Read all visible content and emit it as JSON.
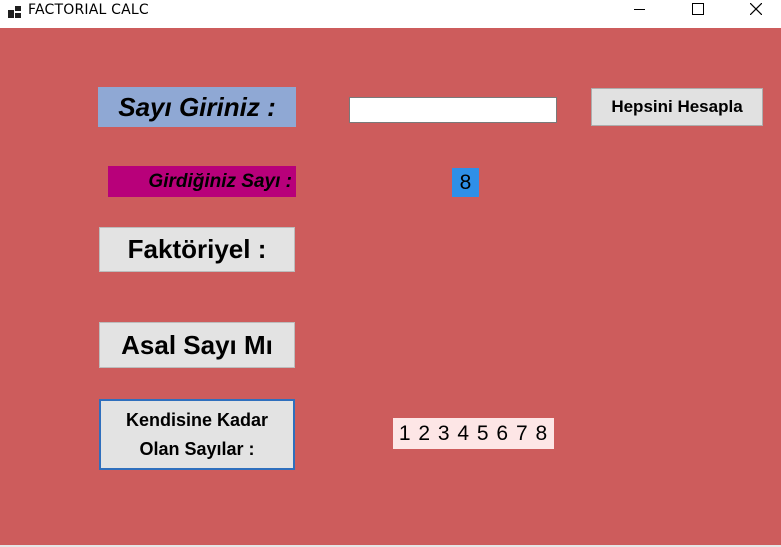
{
  "window": {
    "title": "FACTORIAL CALC",
    "icon": "app-window-icon",
    "controls": {
      "minimize": "minimize-icon",
      "maximize": "maximize-icon",
      "close": "close-icon"
    }
  },
  "colors": {
    "form_background": "#cd5c5c",
    "enter_label_bg": "#8fa8d4",
    "entered_label_bg": "#b8007a",
    "number_value_bg": "#2e8fe8",
    "sequence_value_bg": "#fde6e6",
    "button_bg": "#e1e1e1"
  },
  "form": {
    "enter_label": "Sayı Giriniz :",
    "number_input": {
      "value": "",
      "placeholder": ""
    },
    "calculate_button": "Hepsini Hesapla",
    "entered_label": "Girdiğiniz Sayı :",
    "entered_value": "8",
    "factorial_label": "Faktöriyel :",
    "prime_label": "Asal Sayı Mı",
    "numbers_up_to_label": "Kendisine Kadar\nOlan Sayılar :",
    "numbers_up_to_value": "1 2 3 4 5 6 7 8"
  }
}
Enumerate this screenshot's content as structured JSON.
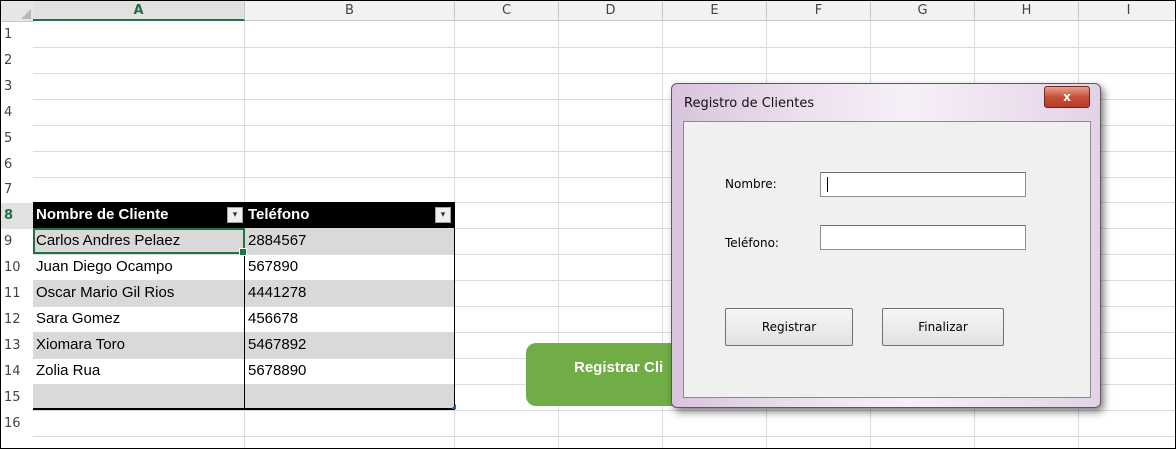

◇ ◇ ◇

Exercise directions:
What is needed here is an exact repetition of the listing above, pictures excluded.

Output of the task:
Read all visible content and emit it as JSON.
{
  "window": {
    "title": "FACTORIAL CALC",
    "icon": "app-window-icon",
    "controls": {
      "minimize": "minimize-icon",
      "maximize": "maximize-icon",
      "close": "close-icon"
    }
  },
  "colors": {
    "form_background": "#cd5c5c",
    "enter_label_bg": "#8fa8d4",
    "entered_label_bg": "#b8007a",
    "number_value_bg": "#2e8fe8",
    "sequence_value_bg": "#fde6e6",
    "button_bg": "#e1e1e1"
  },
  "form": {
    "enter_label": "Sayı Giriniz :",
    "number_input": {
      "value": "",
      "placeholder": ""
    },
    "calculate_button": "Hepsini Hesapla",
    "entered_label": "Girdiğiniz Sayı :",
    "entered_value": "8",
    "factorial_label": "Faktöriyel :",
    "prime_label": "Asal Sayı Mı",
    "numbers_up_to_label": "Kendisine Kadar\nOlan Sayılar :",
    "numbers_up_to_value": "1 2 3 4 5 6 7 8"
  }
}
Enumerate this screenshot's content as structured JSON.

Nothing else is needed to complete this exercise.